Additive manufacturing, commonly referred to as 3D printing, makes three dimensional parts by laying down thin layers of material in succession. The technology cuts down on time and wasted materials – making manufactured products quicker and cheaper to prototype and build.
The excavator, known as Project AME (Additive Manufactured Excavator), uses three different 3D printing platforms, materials and processes. The cab was created using carbon fiber composites and took just five hours to print on the Cincinnati Incorporated Big Area Additive Manufacturing machine. The all-steel boom (hydraulic arm) was printed in five days and utilized Wolf Robotic’s “Wolf Pack” robotic welding arm to create large-scale metal pieces. Finally, the 13 pound aluminum heat exchanger was printed on a Concept Laser machine that produces metal parts through a powder-based laser melting process.
The excavator was printed at the U.S. Department of Energy’s (DOE’s) Manufacturing Demonstration Facility at Oak Ridge – a world class center that helps industry adopt new manufacturing technologies such as additive manufacturing. Prior to Project AME, the facility also printed a tool for Boeing, a Shelby Cobra sports car, a house/car energy system, and wind turbine blade molds to test out new designs.
The project was funded by DOE’s Advanced Manufacturing Office, which supports early stage applied research, development and demonstration of new materials and processes for maximizing energy productivity in manufacturing.

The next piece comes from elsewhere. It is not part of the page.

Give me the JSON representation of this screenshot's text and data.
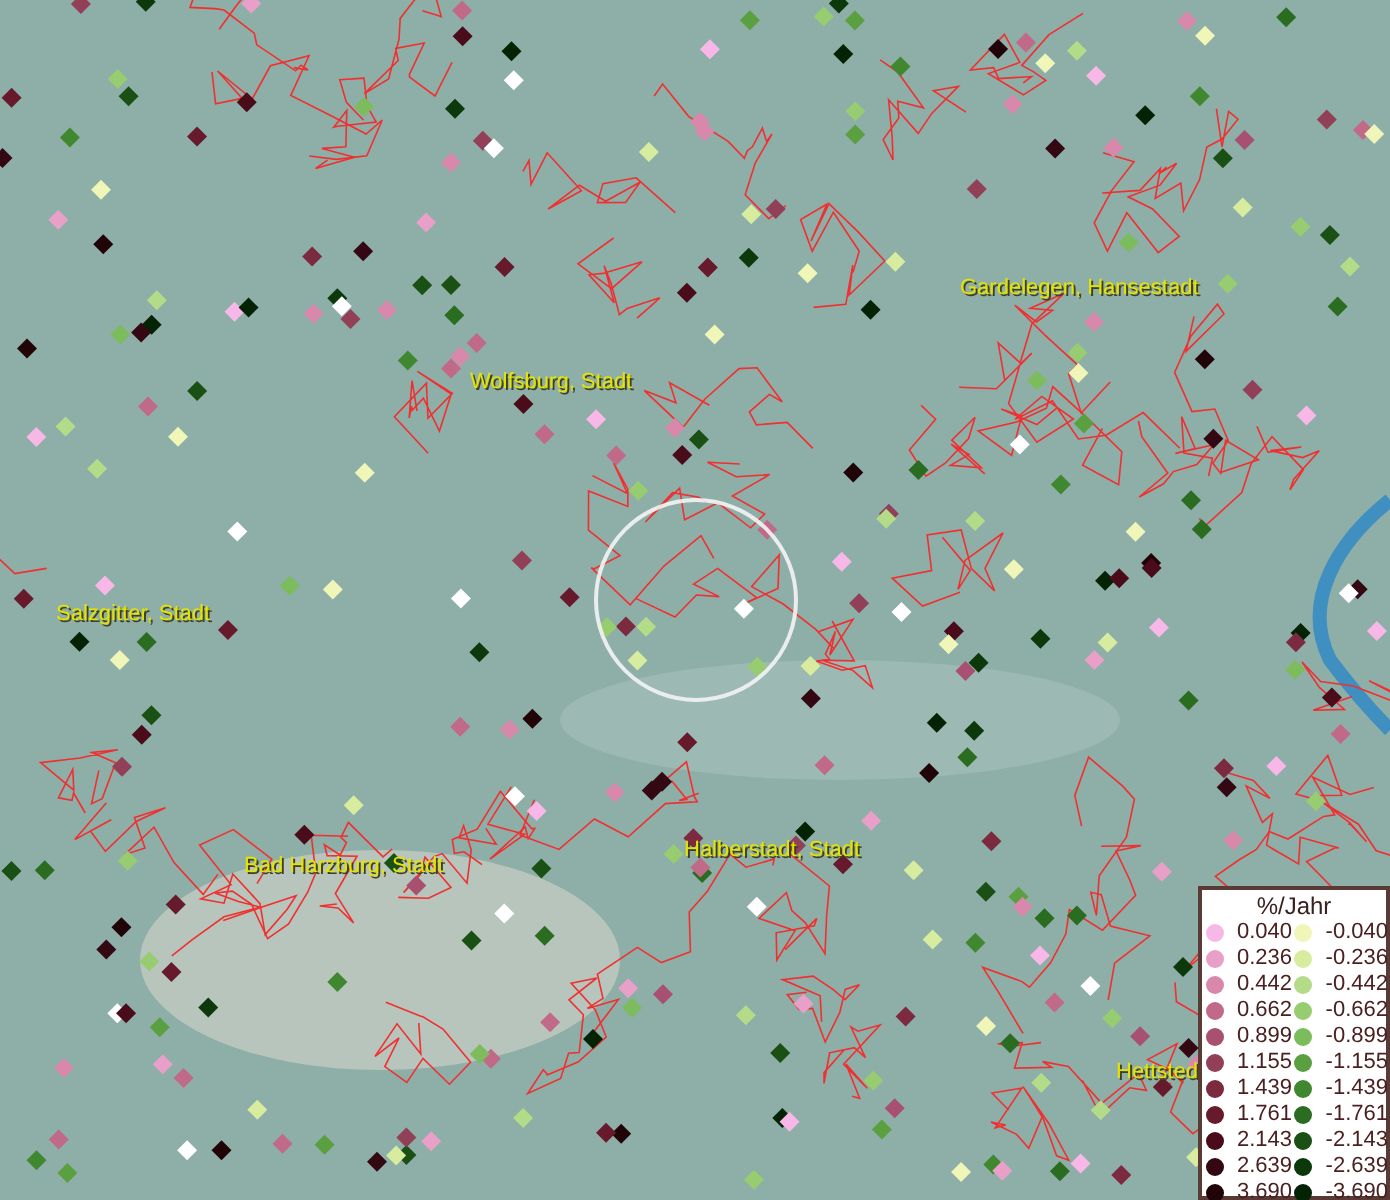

Key contributors of Project AME include the Association of Equipment Manufacturers, the National Fluid Power Association, the Center for Compact and Efficient Fluid Power, the National Science Foundation, Case New Holland, Georgia Tech, University of Illinois at Urbana-Champaign, and the University of Minnesota.